I recently interviewed Sophie Hannah at an event in the Old Hall hotel in Buxton. It’s a old-style hotel and perfect for speaking to an author who has taken on the mantle of continuing one of our greatest fictional detectives, Hercule Poirot. I’d already listened to The Monogram Murders on audio book but hadn’t reviewed it on Crimepieces as I was waiting to read the book. When the hardback of the next Poirot novel, Closed Casket, arrived on my doormat it was the perfect opportunity to read both books back-to-back.
The Monogram Murders begins with a young woman rushing in to a coffee house and revealing to Poirot that she is already dead, or at least will be soon. Later that night three guests in the Bloxham Hotel are murdered and a cufflink placed in each of their mouths, mystifying Scotland Yard detective Edward Catchpool.
What follows is a murder mystery using Poirot, Christie’s famous detective but written in Sophie Hannah’s style. The decision to do this is very wise as I think few writers of Hannah’s pedigree would want to imitate the style of another author. The first third of book is slowly paced as we get used to the unusual Catchpool and his morbid fear of the dead. However, when we get to the untangling of the deaths, I found myself mesmerised by the narrative. It’s a devious plot and the extended revelation at the end is pure Poirot.

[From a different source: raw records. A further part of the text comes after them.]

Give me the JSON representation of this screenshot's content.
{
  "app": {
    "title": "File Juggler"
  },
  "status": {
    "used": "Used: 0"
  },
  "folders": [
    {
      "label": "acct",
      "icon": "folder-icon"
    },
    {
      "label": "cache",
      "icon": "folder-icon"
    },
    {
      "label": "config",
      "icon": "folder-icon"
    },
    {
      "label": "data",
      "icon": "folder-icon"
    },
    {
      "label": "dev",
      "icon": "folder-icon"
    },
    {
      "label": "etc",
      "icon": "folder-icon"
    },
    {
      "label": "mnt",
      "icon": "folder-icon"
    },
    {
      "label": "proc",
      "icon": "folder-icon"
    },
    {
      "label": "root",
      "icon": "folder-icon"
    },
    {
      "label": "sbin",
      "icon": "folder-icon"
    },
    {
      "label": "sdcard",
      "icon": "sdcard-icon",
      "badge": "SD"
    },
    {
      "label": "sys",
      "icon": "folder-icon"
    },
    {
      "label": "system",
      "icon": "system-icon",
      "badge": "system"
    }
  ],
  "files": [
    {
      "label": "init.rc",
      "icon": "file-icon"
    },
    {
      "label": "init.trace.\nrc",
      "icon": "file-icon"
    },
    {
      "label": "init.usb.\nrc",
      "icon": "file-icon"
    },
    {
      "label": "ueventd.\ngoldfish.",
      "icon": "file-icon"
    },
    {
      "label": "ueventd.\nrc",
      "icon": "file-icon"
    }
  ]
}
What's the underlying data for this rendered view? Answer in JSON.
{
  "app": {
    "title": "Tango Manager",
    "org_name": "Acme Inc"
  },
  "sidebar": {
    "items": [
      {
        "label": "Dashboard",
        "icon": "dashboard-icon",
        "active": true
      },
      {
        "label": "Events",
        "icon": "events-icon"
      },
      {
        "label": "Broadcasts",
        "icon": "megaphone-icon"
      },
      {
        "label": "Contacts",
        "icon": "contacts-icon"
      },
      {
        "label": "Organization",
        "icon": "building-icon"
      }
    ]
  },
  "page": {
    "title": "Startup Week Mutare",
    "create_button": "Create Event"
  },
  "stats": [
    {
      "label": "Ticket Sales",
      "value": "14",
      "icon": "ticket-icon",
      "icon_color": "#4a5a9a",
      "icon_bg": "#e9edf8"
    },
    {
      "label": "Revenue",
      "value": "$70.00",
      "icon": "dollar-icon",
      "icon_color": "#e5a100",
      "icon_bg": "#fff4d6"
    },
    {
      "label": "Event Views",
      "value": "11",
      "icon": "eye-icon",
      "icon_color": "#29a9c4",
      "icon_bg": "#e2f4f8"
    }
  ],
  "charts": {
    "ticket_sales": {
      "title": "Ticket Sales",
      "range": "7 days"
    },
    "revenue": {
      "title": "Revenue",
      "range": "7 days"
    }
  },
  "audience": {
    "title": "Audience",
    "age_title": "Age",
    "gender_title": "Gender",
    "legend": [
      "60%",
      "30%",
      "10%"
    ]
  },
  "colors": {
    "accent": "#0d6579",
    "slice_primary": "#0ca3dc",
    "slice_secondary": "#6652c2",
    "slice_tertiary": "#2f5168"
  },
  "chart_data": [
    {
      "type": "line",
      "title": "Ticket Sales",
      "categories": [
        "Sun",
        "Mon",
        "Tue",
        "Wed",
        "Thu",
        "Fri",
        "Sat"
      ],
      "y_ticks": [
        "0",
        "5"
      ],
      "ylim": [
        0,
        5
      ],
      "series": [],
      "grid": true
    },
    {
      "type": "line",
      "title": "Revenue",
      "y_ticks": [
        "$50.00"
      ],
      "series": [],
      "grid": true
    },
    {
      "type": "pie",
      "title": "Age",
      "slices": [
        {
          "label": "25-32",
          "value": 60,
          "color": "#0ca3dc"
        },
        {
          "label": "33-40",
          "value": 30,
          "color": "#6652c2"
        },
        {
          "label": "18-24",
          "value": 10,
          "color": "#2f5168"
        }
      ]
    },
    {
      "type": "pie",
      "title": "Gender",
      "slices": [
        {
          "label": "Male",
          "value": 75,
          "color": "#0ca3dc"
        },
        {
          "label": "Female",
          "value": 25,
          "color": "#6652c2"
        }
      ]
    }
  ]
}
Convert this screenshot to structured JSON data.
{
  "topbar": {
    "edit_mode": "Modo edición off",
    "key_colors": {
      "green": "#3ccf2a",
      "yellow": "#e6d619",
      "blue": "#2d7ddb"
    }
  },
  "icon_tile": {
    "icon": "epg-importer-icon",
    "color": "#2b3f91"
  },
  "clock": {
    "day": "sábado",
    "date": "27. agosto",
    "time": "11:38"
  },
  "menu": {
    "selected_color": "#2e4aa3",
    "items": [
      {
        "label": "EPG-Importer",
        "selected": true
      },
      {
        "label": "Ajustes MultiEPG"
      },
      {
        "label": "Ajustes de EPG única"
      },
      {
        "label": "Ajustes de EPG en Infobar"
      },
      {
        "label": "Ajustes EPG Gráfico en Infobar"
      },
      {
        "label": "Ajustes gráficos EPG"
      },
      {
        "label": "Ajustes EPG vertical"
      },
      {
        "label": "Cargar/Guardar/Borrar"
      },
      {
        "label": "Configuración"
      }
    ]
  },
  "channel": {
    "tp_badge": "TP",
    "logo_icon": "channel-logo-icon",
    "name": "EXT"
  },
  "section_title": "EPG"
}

Closed Casket, the second Poirot book by Hannah is interesting in that in some respects it’s clearly a continuation of the style of book we see in The Monogram Murders and, at the same time, the author has subtly changed tack. Lady Athelinda Playford has a gathering at her country house in Ireland and over dinner announces that she has changed her will and cut off her children in favour of a man with only weeks to live. When a murder is committed, both Catchpool and Poirot pursue their own paths to catch the killer.
Those who have read Hannah’s psychological crime novels will recognise the complex plotting and it’s interesting to see how Catchpool’s character has developed. There’s more of Hannah’s humour in this book and an ingenious solution.
These were interesting books to review. I’ve deliberately not looked at any other commentary on the novels because there are legion of Christie fans each with their own take on the books. I think I read my first Poirot novel at twelve and have enjoyed the numerous film and TV adaptations over the years. Poirot is in safe hands with Hannah and I’ll definitely continue reading the series,